Tuesday, November 30, 2010

What is The Learning Explosion?

The Learning Explosion is the perpetual explosion of learning into countless learning fragments. Fueled by recent technological advances, this explosion is resulting in the worldwide distribution of ideas, innovation, and learning.
Technological advances are taking the traditional learning model and breaking it into billions and billions of pieces of information that we now call learning fragments. Learning fragments can be found through many different sources such as social media sites, training workshops, video documentaries, online communities, blogs, or mobile-device apps.

In fact, all of us have probably discovered new learning fragments today. Fragments like these are being created and discovered every minute of every day. Learning is everywhere and accessible to nearly everyone. This is the new learning mind-set. This is how learning takes place today.

With tools like mobile phones and the Internet, information and knowledge is easily accessible to all classes of people worldwide. The Learning Explosion has no boundaries. This omnipresence of learning fragments allows for limitless opportunities to learn, grow, and increase knowledge.

It is our mission to seek out learning fragments, learn from them, innovate, and share our insights with the world.

Matt and Treion

Monday, November 22, 2010

When we say global, we mean it.

For the first time ever, when we say “global” we really mean “global”. I remember the first day we conducted a webinar with a group of people from Korea. The following week we held one with people from Germany. Then Australia. Then Brazil. I specifically remember when we conducted a webinar that had people joined from four continents simultaneously. It was like magic.

But now it’s almost become commonplace. Not a day goes by when webinars are not being attended by someone sitting in another part of the world. All that’s required is an internet connection.

In 2008 23.9% of the world was connected to the internet—up from 12.5% just five years earlier. This means 1.58 billion people have access to the Internet. Iceland leads the globe with 90% of their population with an internet connection. However that’s less than 300,000 people. Compare that with China who has only 22% of their population connected equaling 300 million users. (Here’s a great resource we found to see the percentage of each country’s population that have access to the web: http://tinyurl.com/countries-internet)

The world is getting wired very, very fast. You can now reach a global audience rapidly, effectively, and cost effectively. Your training efforts can be expanded to people you typically could never have reached before. Put on a global mindset and try and reach beyond your physical borders. You can now teach those distributed workers that live on nearly every corner of the globe.

Have you conducted a webinar to a someone outside your own country? What went right? What went wrong?

Authors: Matt Murdoch and Treion Muller

Wednesday, November 17, 2010

What has your online learning experience been like?

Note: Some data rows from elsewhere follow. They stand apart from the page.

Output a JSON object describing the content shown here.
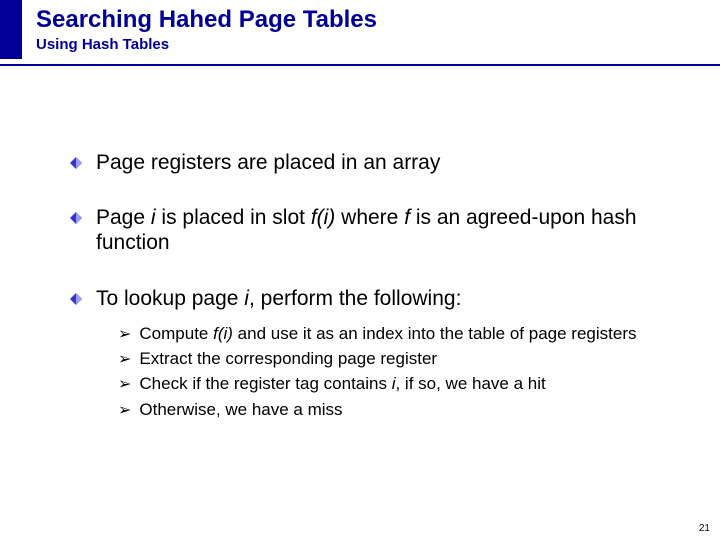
{
  "header": {
    "title": "Searching Hahed Page Tables",
    "subtitle": "Using Hash Tables"
  },
  "bullets": {
    "b1": "Page registers are placed in an array",
    "b2_pre": "Page ",
    "b2_i1": "i",
    "b2_mid1": " is placed in slot ",
    "b2_i2": "f(i)",
    "b2_mid2": " where ",
    "b2_i3": "f",
    "b2_post": " is an agreed-upon hash function",
    "b3_pre": "To lookup page ",
    "b3_i1": "i",
    "b3_post": ", perform the following:"
  },
  "subs": {
    "s1_pre": "Compute ",
    "s1_i1": "f(i)",
    "s1_post": " and use it as an index into the table of page registers",
    "s2": "Extract the corresponding page register",
    "s3_pre": "Check if the register tag contains ",
    "s3_i1": "i",
    "s3_post": ", if so, we have a hit",
    "s4": "Otherwise, we have a miss"
  },
  "glyphs": {
    "chevron": "➢"
  },
  "page_number": "21",
  "colors": {
    "brand": "#000099"
  }
}
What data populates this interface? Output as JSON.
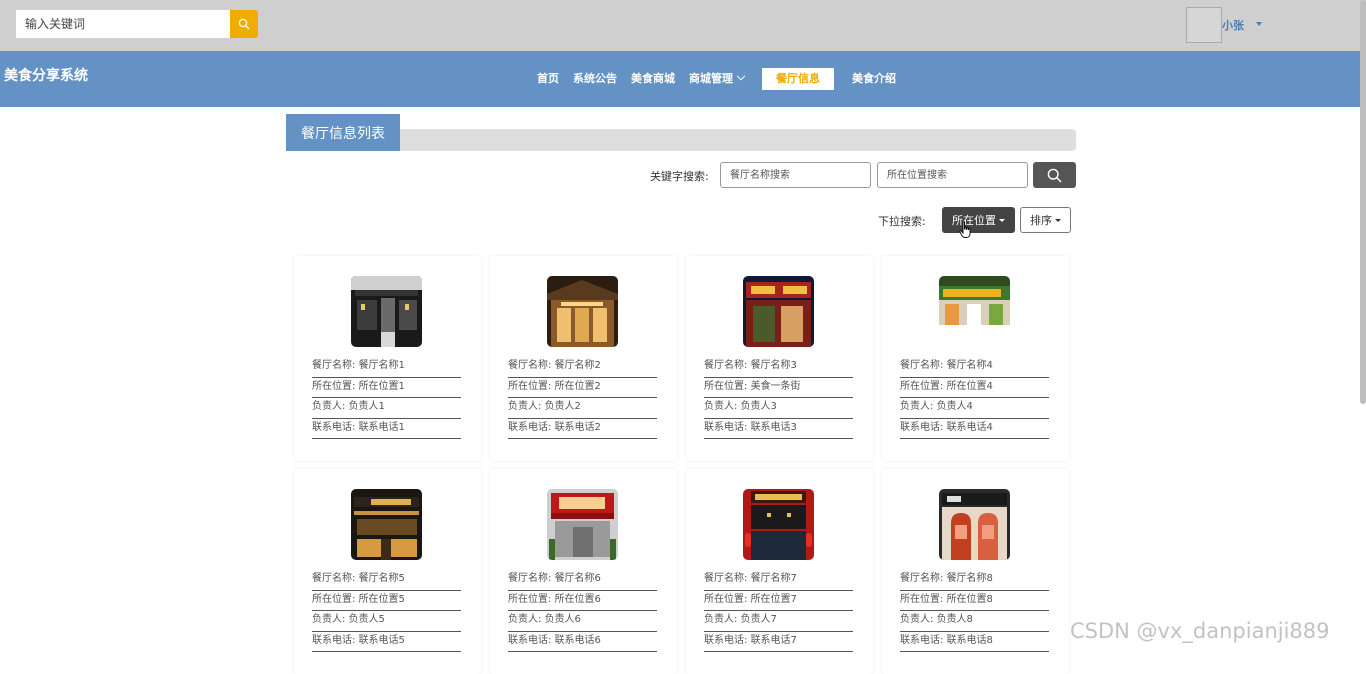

FranklinCovey has been known for its world-class instructor-led training (ILT). But a few years ago we realized that we also needed to provide our training online, or we would be trampled by the digital revolution that was steadily moving across the globe.
We were faced with a big challenge. We needed to create an online experience that would accomplish our goal of maintaining world-class instructional design and a high quality learning experience. We started our make-over with just a handful of team members, including a couple of marketers, an Instructional Designer, a Facilitator, and a techie, and a proven platform. (We also had a wonderful support group of internal and external experts to help us)
A few years later we now have a successful business that is growing substantially. We believe we have successfully created an online alternative without compromising the quality of the product or interactive end-user experience. How we did this is a whole bunch of other blog entries, which will be coming shortly.
While we believe we have created a terrific online learning product, we also know we have a lot still to learn and improve. So, in this spirit of continual improvement, we would like to ask you knowledgeable and experienced online learners “out there” the following two questions:

1. What are some great webinars you have attended? What made them great?
2. What are some bad webinars you have attended? What made them bad?

We look forward to sharing what we learned, and also learning from you.
 Happy surfing…

Authors: Treion Muller and Matt Murdoch